## EXERCISE BRIEF
How many lines of these entries hold the string "title"? Answer with the number alone.

[Data extracted from a collection]
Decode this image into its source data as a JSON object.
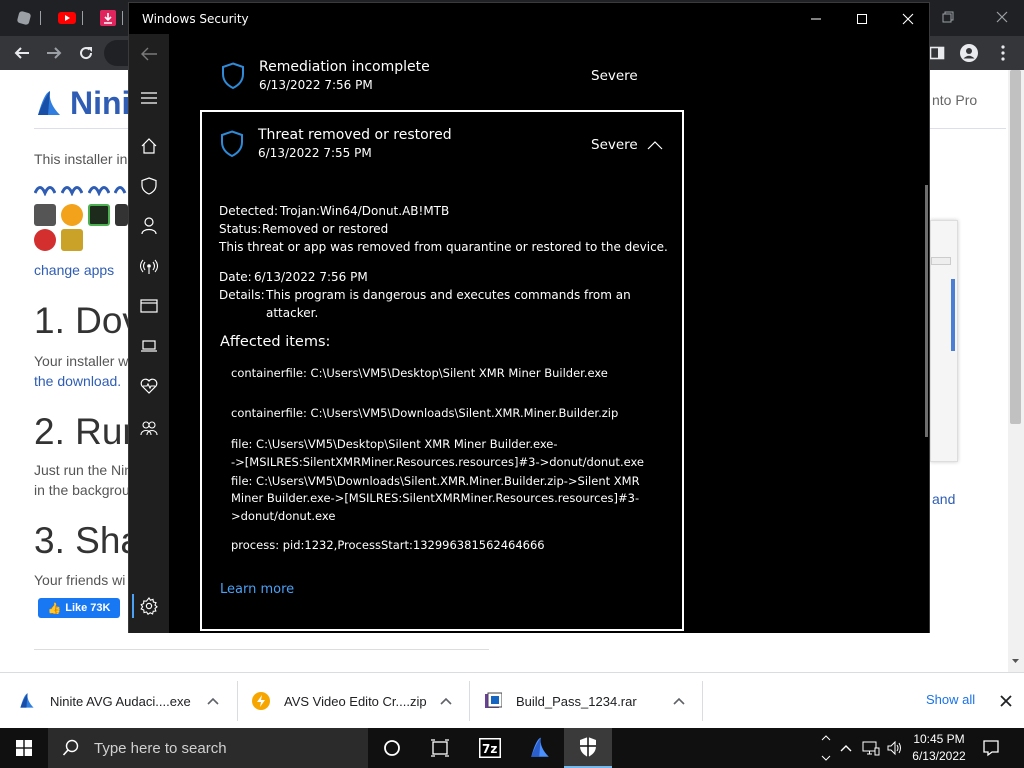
{
  "browser": {
    "tabs": [
      {
        "icon": "gear-tab-icon"
      },
      {
        "icon": "youtube-icon"
      },
      {
        "icon": "download-tab-icon"
      }
    ],
    "nav_icons": [
      "back-icon",
      "forward-icon",
      "reload-icon"
    ]
  },
  "ninite_page": {
    "logo_text": "Nini",
    "header_link_partial": "nto Pro",
    "intro_partial": "This installer in",
    "change_apps": "change apps",
    "step1_partial": "1. Dov",
    "step1_text_partial": "Your installer w",
    "step1_link_partial": "the download.",
    "step2_partial": "2. Rur",
    "step2_text1_partial": "Just run the Nin",
    "step2_text2_partial": "in the backgrou",
    "step2_link_partial": "and",
    "step3_partial": "3. Sha",
    "step3_text_partial": "Your friends wi",
    "fb_like": "Like 73K"
  },
  "downloads": {
    "items": [
      {
        "name": "Ninite AVG Audaci....exe"
      },
      {
        "name": "AVS Video Edito Cr....zip"
      },
      {
        "name": "Build_Pass_1234.rar"
      }
    ],
    "show_all": "Show all"
  },
  "taskbar": {
    "search_placeholder": "Type here to search",
    "time": "10:45 PM",
    "date": "6/13/2022"
  },
  "window": {
    "title": "Windows Security",
    "threats": [
      {
        "title": "Remediation incomplete",
        "date": "6/13/2022 7:56 PM",
        "severity": "Severe"
      },
      {
        "title": "Threat removed or restored",
        "date": "6/13/2022 7:55 PM",
        "severity": "Severe"
      }
    ],
    "details": {
      "detected_label": "Detected:",
      "detected_value": "Trojan:Win64/Donut.AB!MTB",
      "status_label": "Status:",
      "status_value": "Removed or restored",
      "status_desc": "This threat or app was removed from quarantine or restored to the device.",
      "date_label": "Date:",
      "date_value": "6/13/2022 7:56 PM",
      "details_label": "Details:",
      "details_line1": "This program is dangerous and executes commands from an",
      "details_line2": "attacker.",
      "affected_heading": "Affected items:",
      "items": [
        "containerfile: C:\\Users\\VM5\\Desktop\\Silent XMR Miner Builder.exe",
        "containerfile: C:\\Users\\VM5\\Downloads\\Silent.XMR.Miner.Builder.zip",
        "file: C:\\Users\\VM5\\Desktop\\Silent XMR Miner Builder.exe-",
        "->[MSILRES:SilentXMRMiner.Resources.resources]#3->donut/donut.exe",
        "file: C:\\Users\\VM5\\Downloads\\Silent.XMR.Miner.Builder.zip->Silent XMR",
        "Miner Builder.exe->[MSILRES:SilentXMRMiner.Resources.resources]#3-",
        ">donut/donut.exe",
        "process: pid:1232,ProcessStart:132996381562464666"
      ],
      "learn_more": "Learn more"
    }
  }
}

## OUTPUT BELOW
3